Aerohive Networks is launching a program aiming to lure away customers of rival Aruba Networks that may be concerned about Hewlett-Packard’s plans to buy Aruba for $2.7 billion.
A week after HP executives announced plans to buy the wireless network technology vendor, Aerohive officials unveiled a program called “Get Me Off This Island.” Through the sales promotion, Aerohive through the end of the year will offer Aruba customers discounts of up to 25 percent on purchases of Aerohive networking gear.
To be eligible for the program, businesses must have 25 or more Aruba access points installed at the time they order the Aerohive gear.
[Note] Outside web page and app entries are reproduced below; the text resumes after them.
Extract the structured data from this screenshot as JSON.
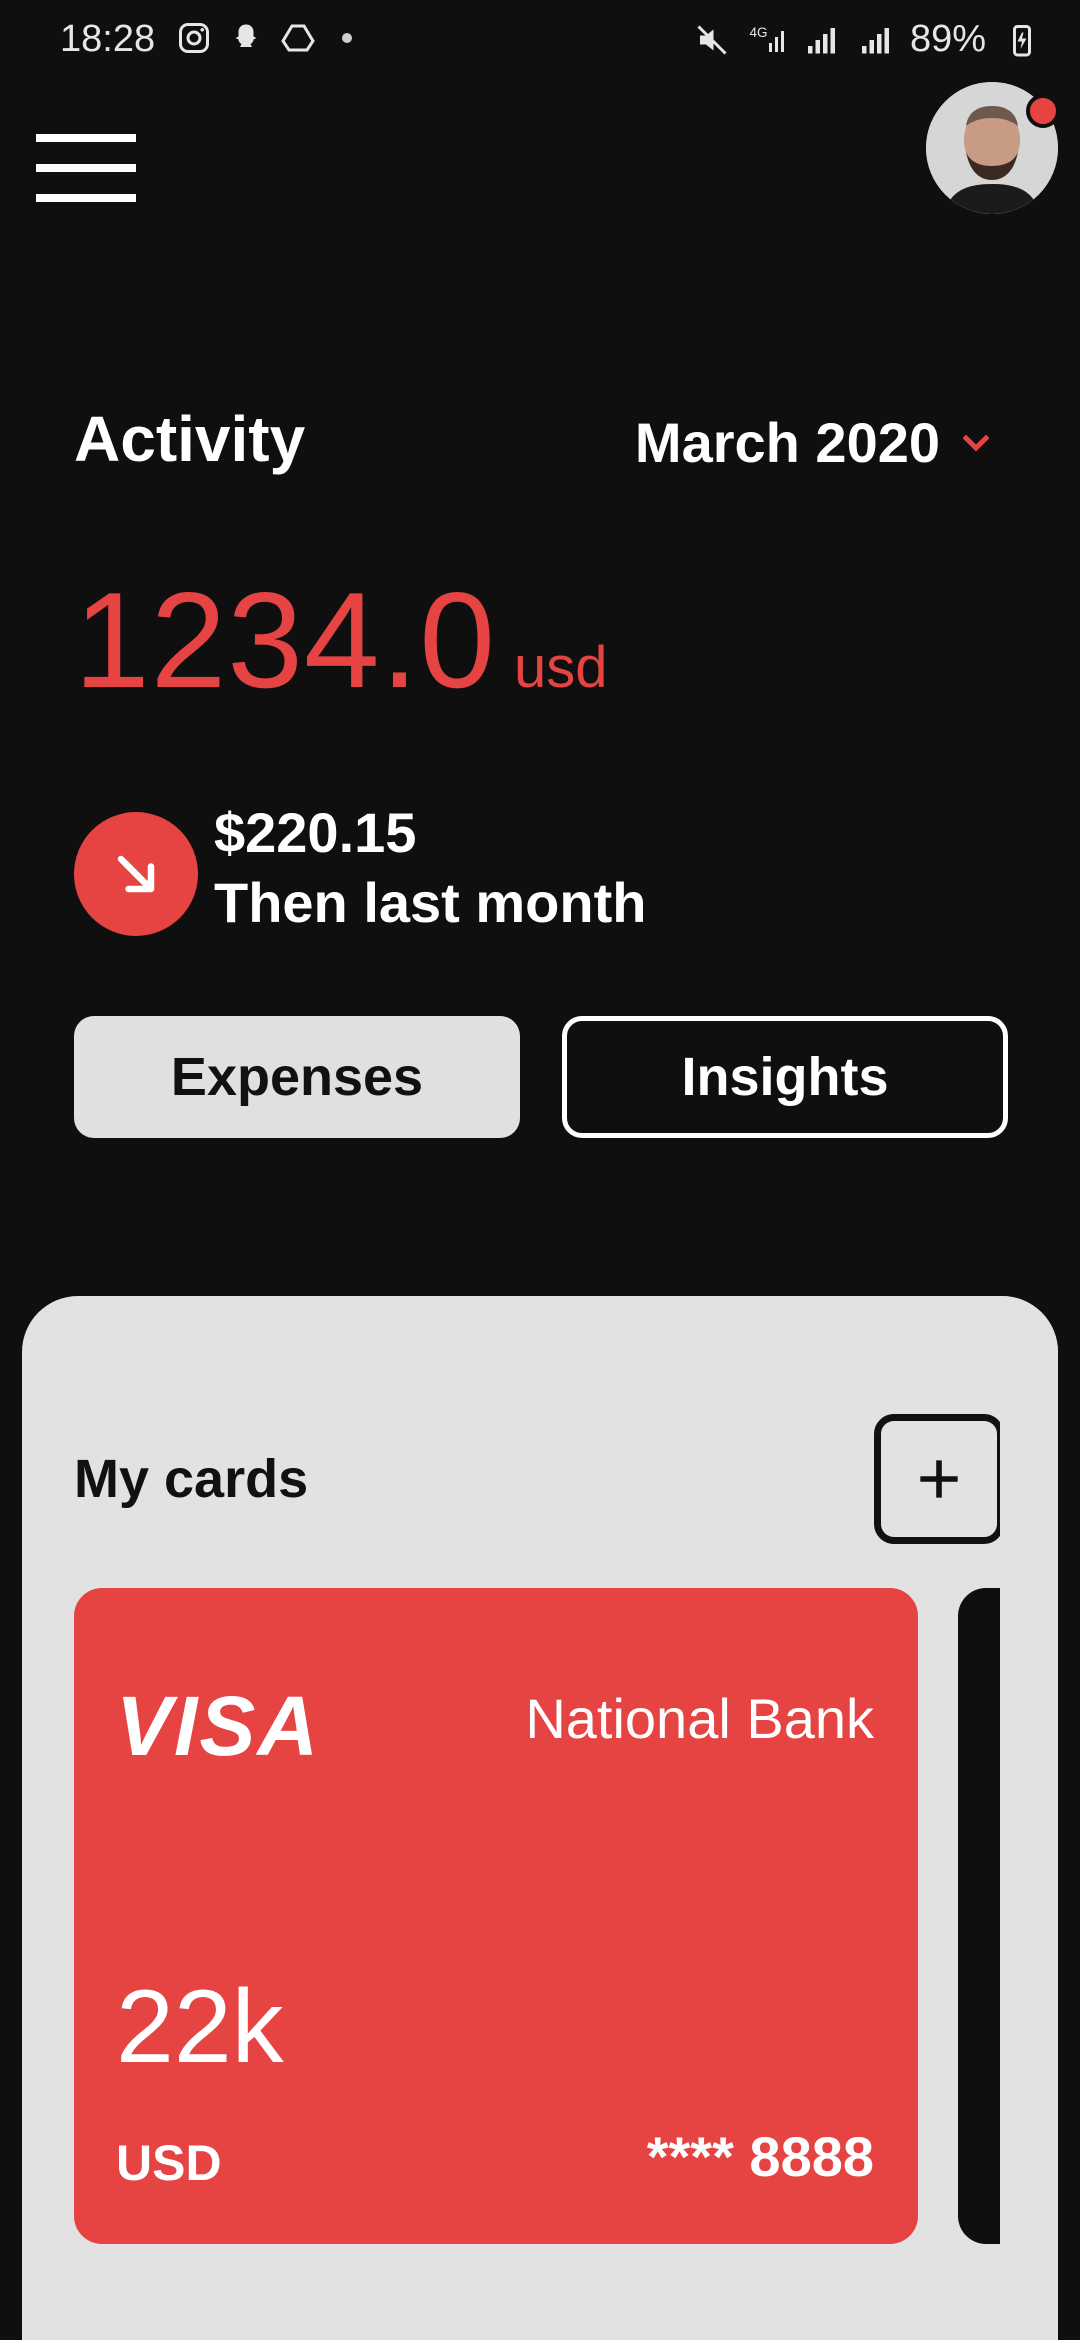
{
  "status_bar": {
    "time": "18:28",
    "battery": "89%",
    "left_icons": [
      "instagram-icon",
      "snapchat-icon",
      "drive-icon",
      "dot-icon"
    ],
    "right_icons": [
      "mute-icon",
      "4g-signal-icon",
      "signal-icon",
      "signal-icon",
      "battery-charging-icon"
    ]
  },
  "header": {
    "menu_icon": "hamburger-icon",
    "notification_color": "#e64343"
  },
  "activity": {
    "title": "Activity",
    "month": "March 2020",
    "amount": "1234.0",
    "unit": "usd",
    "change_amount": "$220.15",
    "change_label": "Then last month",
    "change_icon": "arrow-down-right-icon"
  },
  "tabs": {
    "expenses": "Expenses",
    "insights": "Insights"
  },
  "cards": {
    "title": "My cards",
    "add_icon": "plus-icon",
    "items": [
      {
        "brand": "VISA",
        "bank": "National Bank",
        "balance": "22k",
        "currency": "USD",
        "number": "**** 8888",
        "color": "#e64343"
      }
    ]
  },
  "colors": {
    "accent": "#e64343",
    "background": "#0f0f10",
    "panel": "#e2e2e2"
  }
}
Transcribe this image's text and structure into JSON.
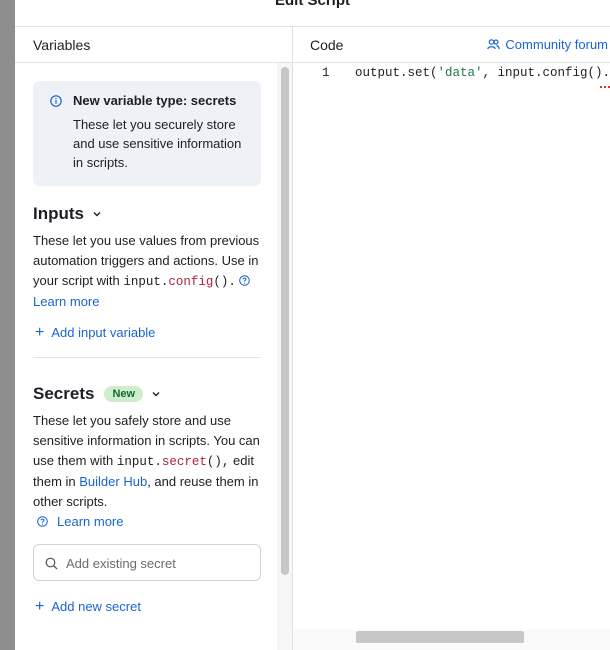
{
  "dialog": {
    "title": "Edit Script"
  },
  "headers": {
    "variables": "Variables",
    "code": "Code",
    "community_forum": "Community forum"
  },
  "info_box": {
    "title": "New variable type: secrets",
    "body": "These let you securely store and use sensitive information in scripts."
  },
  "inputs": {
    "heading": "Inputs",
    "desc_1": "These let you use values from previous automation triggers and actions. Use in your script with ",
    "code_obj": "input.",
    "code_fn": "config",
    "code_parens": "().",
    "learn_more": "Learn more",
    "add_label": "Add input variable"
  },
  "secrets": {
    "heading": "Secrets",
    "badge": "New",
    "desc_1": "These let you safely store and use sensitive information in scripts. You can use them with ",
    "code_obj": "input.",
    "code_fn": "secret",
    "code_parens": "(),",
    "desc_2": " edit them in ",
    "builder_hub": "Builder Hub",
    "desc_3": ", and reuse them in other scripts.",
    "learn_more": "Learn more",
    "search_placeholder": "Add existing secret",
    "add_label": "Add new secret"
  },
  "code": {
    "line_number": "1",
    "part_a": "output.set(",
    "part_str": "'data'",
    "part_b": ", input.config().a"
  },
  "colors": {
    "link": "#1a63d4",
    "keyword": "#b0223d",
    "badge_bg": "#cdeecd",
    "badge_fg": "#166b2c",
    "info_bg": "#eef1f6"
  }
}
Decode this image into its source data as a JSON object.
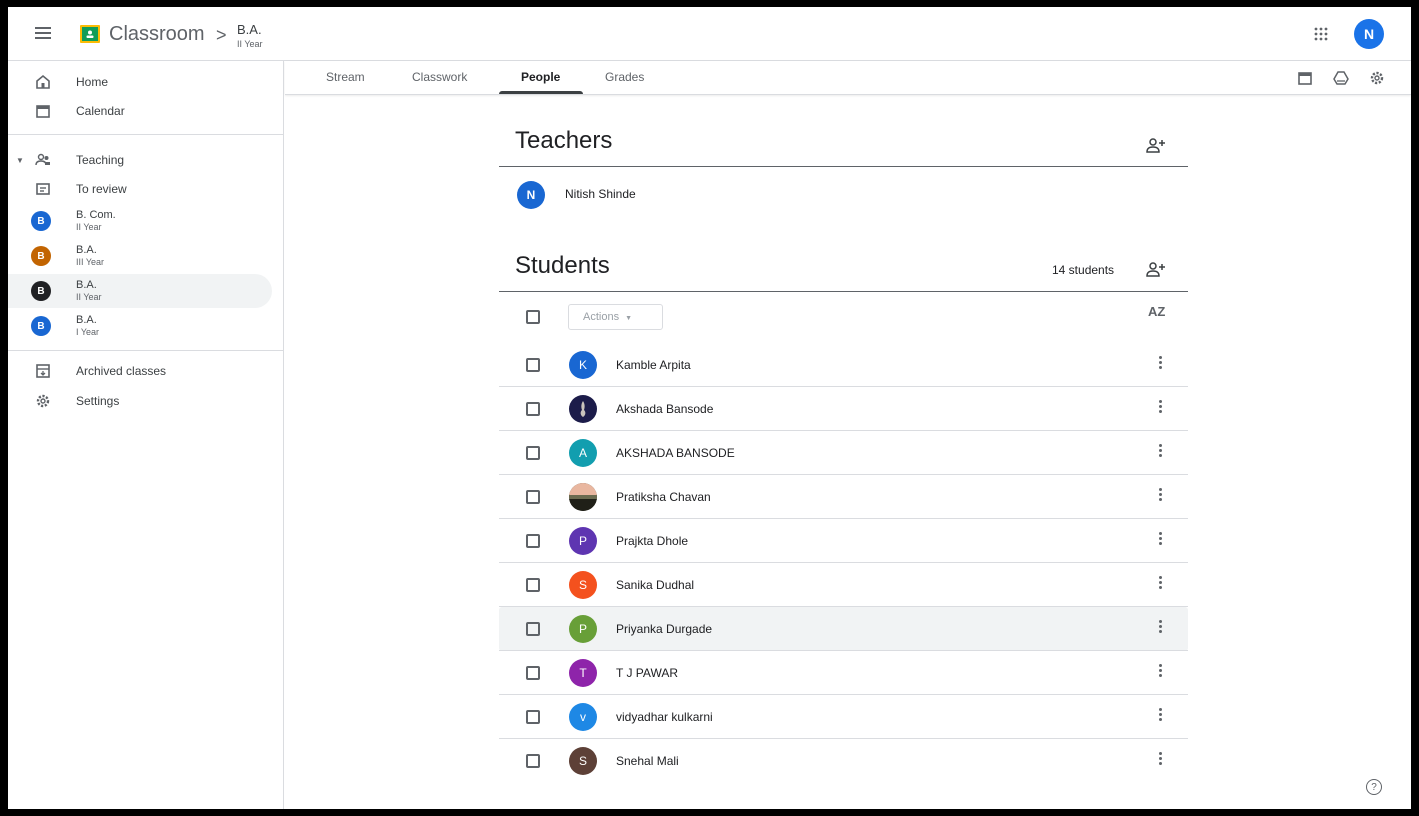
{
  "header": {
    "brand": "Classroom",
    "crumb_arrow": ">",
    "class_title": "B.A.",
    "class_subtitle": "II Year",
    "user_initial": "N"
  },
  "sidebar": {
    "home": "Home",
    "calendar": "Calendar",
    "teaching": "Teaching",
    "to_review": "To review",
    "classes": [
      {
        "initial": "B",
        "title": "B. Com.",
        "subtitle": "II Year",
        "color": "#1967d2"
      },
      {
        "initial": "B",
        "title": "B.A.",
        "subtitle": "III Year",
        "color": "#c26401"
      },
      {
        "initial": "B",
        "title": "B.A.",
        "subtitle": "II Year",
        "color": "#202124"
      },
      {
        "initial": "B",
        "title": "B.A.",
        "subtitle": "I Year",
        "color": "#1967d2"
      }
    ],
    "archived": "Archived classes",
    "settings": "Settings"
  },
  "tabs": {
    "stream": "Stream",
    "classwork": "Classwork",
    "people": "People",
    "grades": "Grades"
  },
  "teachers": {
    "title": "Teachers",
    "list": [
      {
        "initial": "N",
        "name": "Nitish Shinde"
      }
    ]
  },
  "students": {
    "title": "Students",
    "count": "14 students",
    "actions_label": "Actions",
    "sort_label": "AZ",
    "list": [
      {
        "initial": "K",
        "name": "Kamble Arpita",
        "color": "#1967d2"
      },
      {
        "initial": "",
        "name": "Akshada Bansode",
        "color": "#1c1c4a"
      },
      {
        "initial": "A",
        "name": "AKSHADA BANSODE",
        "color": "#129eaf"
      },
      {
        "initial": "",
        "name": "Pratiksha Chavan",
        "color": "#4a4a3a"
      },
      {
        "initial": "P",
        "name": "Prajkta Dhole",
        "color": "#5e35b1"
      },
      {
        "initial": "S",
        "name": "Sanika Dudhal",
        "color": "#f4511e"
      },
      {
        "initial": "P",
        "name": "Priyanka Durgade",
        "color": "#689f38"
      },
      {
        "initial": "T",
        "name": "T J PAWAR",
        "color": "#8e24aa"
      },
      {
        "initial": "v",
        "name": "vidyadhar kulkarni",
        "color": "#1e88e5"
      },
      {
        "initial": "S",
        "name": "Snehal Mali",
        "color": "#5d4037"
      }
    ]
  },
  "colors": {
    "accent": "#1a73e8",
    "text": "#3c4043",
    "divider": "#dadce0",
    "hover": "#f1f3f4"
  }
}
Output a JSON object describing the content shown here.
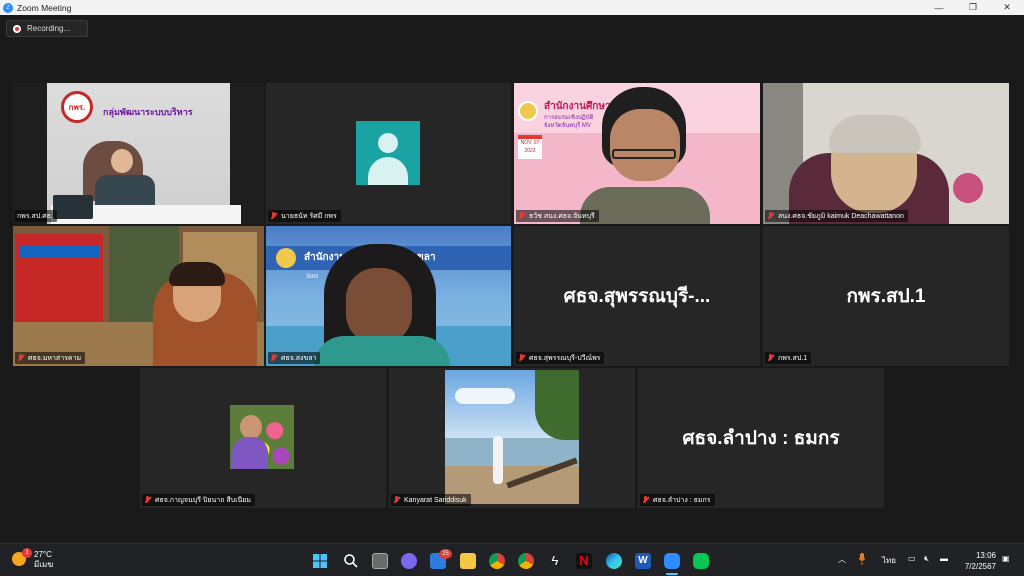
{
  "window": {
    "title": "Zoom Meeting",
    "minimize": "—",
    "maximize": "❐",
    "close": "✕"
  },
  "recording": {
    "label": "Recording..."
  },
  "participants": [
    {
      "name": "กพร.สป.ศธ.",
      "muted": false,
      "display": "video"
    },
    {
      "name": "นายธนัท รัศมี กพร",
      "muted": true,
      "display": "avatar"
    },
    {
      "name": "ธวัช สนง.ศธจ.จันทบุรี",
      "muted": true,
      "display": "video"
    },
    {
      "name": "สนง.ศธจ.ชัยภูมิ  kaimuk Deachawattanon",
      "muted": true,
      "display": "video"
    },
    {
      "name": "ศธจ.มหาสารคาม",
      "muted": true,
      "display": "video"
    },
    {
      "name": "ศธจ.สงขลา",
      "muted": true,
      "display": "video"
    },
    {
      "name": "ศธจ.สุพรรณบุรี-ปวีณ์พร",
      "muted": true,
      "display": "name",
      "big_label": "ศธจ.สุพรรณบุรี-..."
    },
    {
      "name": "กพร.สป.1",
      "muted": true,
      "display": "name",
      "big_label": "กพร.สป.1"
    },
    {
      "name": "ศธจ.กาญจนบุรี ปิยนาถ สืบเนียม",
      "muted": true,
      "display": "photo"
    },
    {
      "name": "Kanyarat Sariddisuk",
      "muted": true,
      "display": "photo"
    },
    {
      "name": "ศธจ.ลำปาง : ธมกร",
      "muted": true,
      "display": "name",
      "big_label": "ศธจ.ลำปาง : ธมกร"
    }
  ],
  "video_text": {
    "t1_logo": "กพร.",
    "t1_sign": "กลุ่มพัฒนาระบบบริหาร",
    "t3_banner": "สำนักงานศึกษา",
    "t3_sub": "การอบรมเชิงปฏิบัติ",
    "t3_sub2": "จังหวัดจันทบุรี MV",
    "t3_date": "NOV. 07",
    "t3_year": "2023",
    "t6_banner": "สำนักงาน           จังหวัดสงขลา",
    "t6_sub": "Som                          ation Office"
  },
  "taskbar": {
    "temperature": "27°C",
    "weather_desc": "มีเมฆ",
    "weather_badge": "1",
    "mail_badge": "25",
    "language": "ไทย",
    "time": "13:06",
    "date": "7/2/2567"
  },
  "colors": {
    "active_speaker": "#c8e36a",
    "muted_mic": "#e53935",
    "tile_bg": "#262626",
    "taskbar_bg": "#202225"
  }
}
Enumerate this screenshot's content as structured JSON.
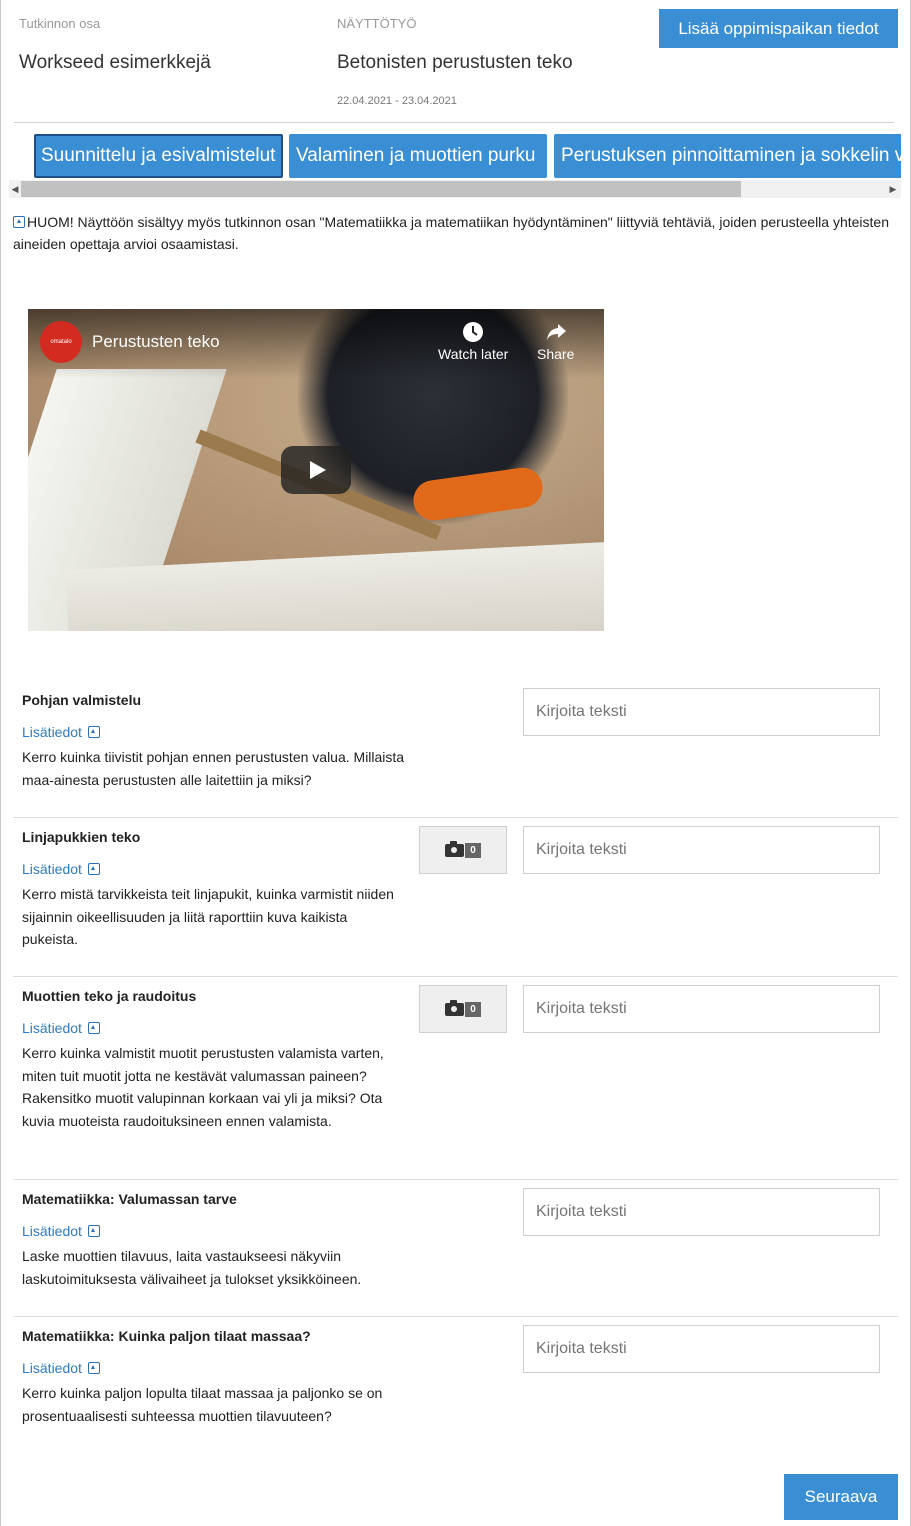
{
  "header": {
    "unit_label": "Tutkinnon osa",
    "unit_value": "Workseed esimerkkejä",
    "demo_label": "NÄYTTÖTYÖ",
    "demo_value": "Betonisten perustusten teko",
    "dates": "22.04.2021 - 23.04.2021",
    "add_workplace_button": "Lisää oppimispaikan tiedot"
  },
  "tabs": [
    {
      "label": "Suunnittelu ja esivalmistelut",
      "active": true
    },
    {
      "label": "Valaminen ja muottien purku",
      "active": false
    },
    {
      "label": "Perustuksen pinnoittaminen ja sokkelin viimeistely",
      "active": false
    }
  ],
  "note": "HUOM! Näyttöön sisältyy myös tutkinnon osan \"Matematiikka ja matematiikan hyödyntäminen\" liittyviä tehtäviä, joiden perusteella yhteisten aineiden opettaja arvioi osaamistasi.",
  "video": {
    "channel_logo": "omatalo",
    "title": "Perustusten teko",
    "watch_later": "Watch later",
    "share": "Share"
  },
  "tasks": [
    {
      "title": "Pohjan valmistelu",
      "more_label": "Lisätiedot",
      "description": "Kerro kuinka tiivistit pohjan ennen perustusten valua. Millaista maa-ainesta perustusten alle laitettiin ja miksi?",
      "placeholder": "Kirjoita teksti",
      "has_camera": false,
      "photo_count": ""
    },
    {
      "title": "Linjapukkien teko",
      "more_label": "Lisätiedot",
      "description": "Kerro mistä tarvikkeista teit linjapukit, kuinka varmistit niiden sijainnin oikeellisuuden ja liitä raporttiin kuva kaikista pukeista.",
      "placeholder": "Kirjoita teksti",
      "has_camera": true,
      "photo_count": "0"
    },
    {
      "title": "Muottien teko ja raudoitus",
      "more_label": "Lisätiedot",
      "description": "Kerro kuinka valmistit muotit perustusten valamista varten, miten tuit muotit jotta ne kestävät valumassan paineen? Rakensitko muotit valupinnan korkaan vai yli ja miksi? Ota kuvia muoteista raudoituksineen ennen valamista.",
      "placeholder": "Kirjoita teksti",
      "has_camera": true,
      "photo_count": "0"
    },
    {
      "title": "Matematiikka: Valumassan tarve",
      "more_label": "Lisätiedot",
      "description": "Laske muottien tilavuus, laita vastaukseesi näkyviin laskutoimituksesta välivaiheet ja tulokset yksikköineen.",
      "placeholder": "Kirjoita teksti",
      "has_camera": false,
      "photo_count": ""
    },
    {
      "title": "Matematiikka: Kuinka paljon tilaat massaa?",
      "more_label": "Lisätiedot",
      "description": "Kerro kuinka paljon lopulta tilaat massaa ja paljonko se on prosentuaalisesti suhteessa muottien tilavuuteen?",
      "placeholder": "Kirjoita teksti",
      "has_camera": false,
      "photo_count": ""
    }
  ],
  "next_button": "Seuraava",
  "colors": {
    "primary": "#3a8fd4",
    "link": "#2e7bc4"
  }
}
In addition, they must submit a decommissioning statement confirming that their Aruba access points are no longer being used, according to Aerohive officials.
Soon after HP announced the deal March 2, Aerohive CEO David Flynn said customers could suffer as HP works to absorb Aruba.
“Merging two companies is complicated, and inevitably slows down product development, breaks partnerships and creates headaches for customers,” Flynn said in a statement sent to media outlets. “Meanwhile, we’ll keep focusing on innovation, advancing our technology, expanding our ecosystems, and bringing better wireless and better intelligence to our customers.”
In a keynote at Aruba’s Atmosphere 2015 user conference the day after the HP announcement, Aruba CEO Dominci Orr warned users that they would be inundated by competitors looking to sow seeds of doubt about the deal. Orr told them that Aruba, under HP, would continue to innovate and continue put customers needs first.
“Our primary focus is to continue to excel … in this enterprise wireless networking space,” the CEO said, noting that after the deal closes, he and Keerti Melkote, Aruba’s co-founder and chief strategy and technology officer, will run HP’s networking business, ensuring leadership stability. “You have my word that we will not limit your choice of wireless products.”
HP CEO Meg Whitman also tried to put any concerned users at ease, telling them that “the strategic intent is to allow Aruba to prosper and scale.”
Aerohive wasn’t the only Aruba competitor to warn customers about the deal. In an email in late February, when rumors first surfaced about a potential deal, CEO Shane Buckley said the “acquisition will likely have an impact on both vendors’ WiFi product portfolios, which may cause disruptions to existing customers.”